* **EXERCISE INSTRUCTIONS**:
Lines containing the word "name" in the data below: say how many, with no other text.

= Beginning of Section =

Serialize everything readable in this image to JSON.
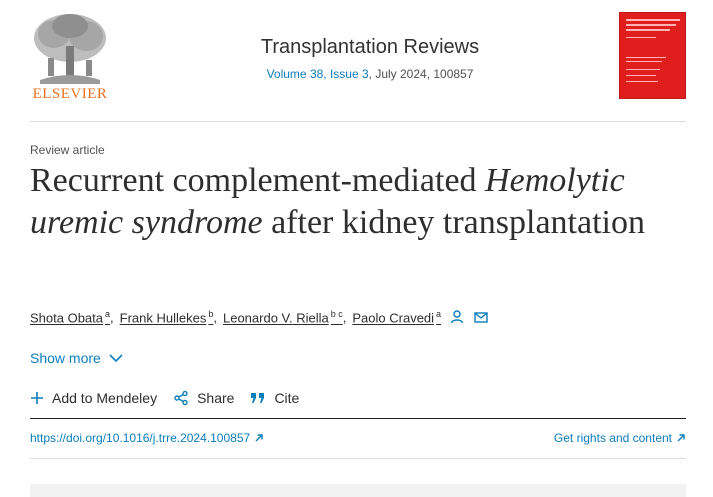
{
  "publisher": {
    "name": "ELSEVIER",
    "logo_icon": "elsevier-tree-logo"
  },
  "journal": {
    "title": "Transplantation Reviews",
    "volume_issue": "Volume 38, Issue 3",
    "date_id": ", July 2024, 100857",
    "cover_icon": "journal-cover-thumbnail",
    "cover_color": "#e01e1e"
  },
  "article": {
    "type": "Review article",
    "title_part1": "Recurrent complement-mediated ",
    "title_italic1": "Hemolytic uremic syndrome",
    "title_part2": " after kidney transplantation"
  },
  "authors": [
    {
      "name": "Shota Obata",
      "aff": "a"
    },
    {
      "name": "Frank Hullekes",
      "aff": "b"
    },
    {
      "name": "Leonardo V. Riella",
      "aff": "b c"
    },
    {
      "name": "Paolo Cravedi",
      "aff": "a"
    }
  ],
  "author_icons": [
    "person-icon",
    "envelope-icon"
  ],
  "show_more": {
    "label": "Show more"
  },
  "actions": {
    "mendeley": "Add to Mendeley",
    "share": "Share",
    "cite": "Cite"
  },
  "links": {
    "doi": "https://doi.org/10.1016/j.trre.2024.100857",
    "rights": "Get rights and content"
  },
  "colors": {
    "link": "#0c7dbb",
    "brand_orange": "#e9711c"
  }
}
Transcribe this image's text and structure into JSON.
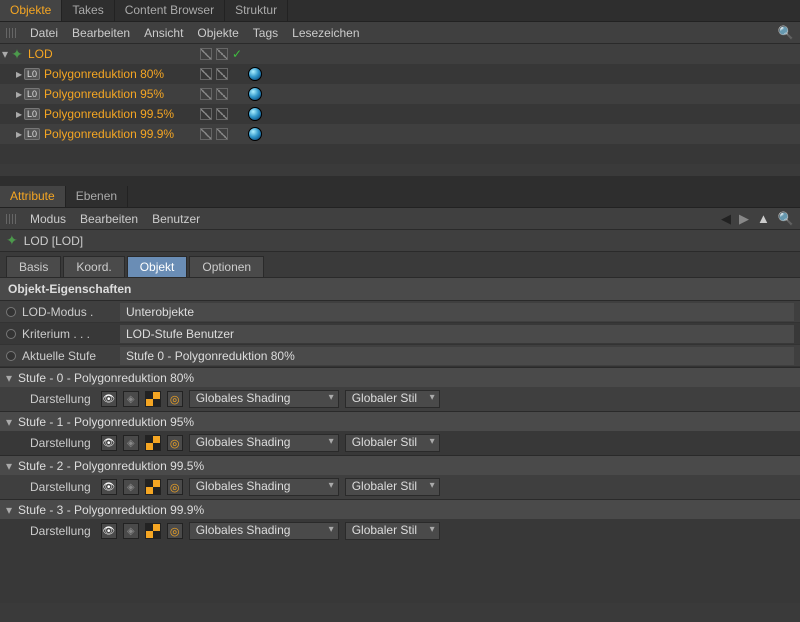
{
  "top_tabs": {
    "objects": "Objekte",
    "takes": "Takes",
    "content_browser": "Content Browser",
    "structure": "Struktur"
  },
  "obj_menu": {
    "file": "Datei",
    "edit": "Bearbeiten",
    "view": "Ansicht",
    "objects": "Objekte",
    "tags": "Tags",
    "bookmarks": "Lesezeichen"
  },
  "tree": {
    "root": "LOD",
    "children": [
      "Polygonreduktion 80%",
      "Polygonreduktion 95%",
      "Polygonreduktion 99.5%",
      "Polygonreduktion 99.9%"
    ],
    "badge": "L0"
  },
  "attr_tabs": {
    "attributes": "Attribute",
    "layers": "Ebenen"
  },
  "attr_menu": {
    "mode": "Modus",
    "edit": "Bearbeiten",
    "user": "Benutzer"
  },
  "attr_title": "LOD [LOD]",
  "sub_tabs": {
    "basis": "Basis",
    "coord": "Koord.",
    "object": "Objekt",
    "options": "Optionen"
  },
  "section_title": "Objekt-Eigenschaften",
  "props": {
    "lod_mode_label": "LOD-Modus .",
    "lod_mode_value": "Unterobjekte",
    "criterion_label": "Kriterium  . . .",
    "criterion_value": "LOD-Stufe Benutzer",
    "current_label": "Aktuelle Stufe",
    "current_value": "Stufe 0 - Polygonreduktion 80%"
  },
  "stages": [
    {
      "title": "Stufe - 0 - Polygonreduktion 80%"
    },
    {
      "title": "Stufe - 1 - Polygonreduktion 95%"
    },
    {
      "title": "Stufe - 2 - Polygonreduktion 99.5%"
    },
    {
      "title": "Stufe - 3 - Polygonreduktion 99.9%"
    }
  ],
  "stage_common": {
    "display_label": "Darstellung",
    "shading": "Globales Shading",
    "style": "Globaler Stil"
  }
}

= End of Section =

* **RESULT BELOW**:
5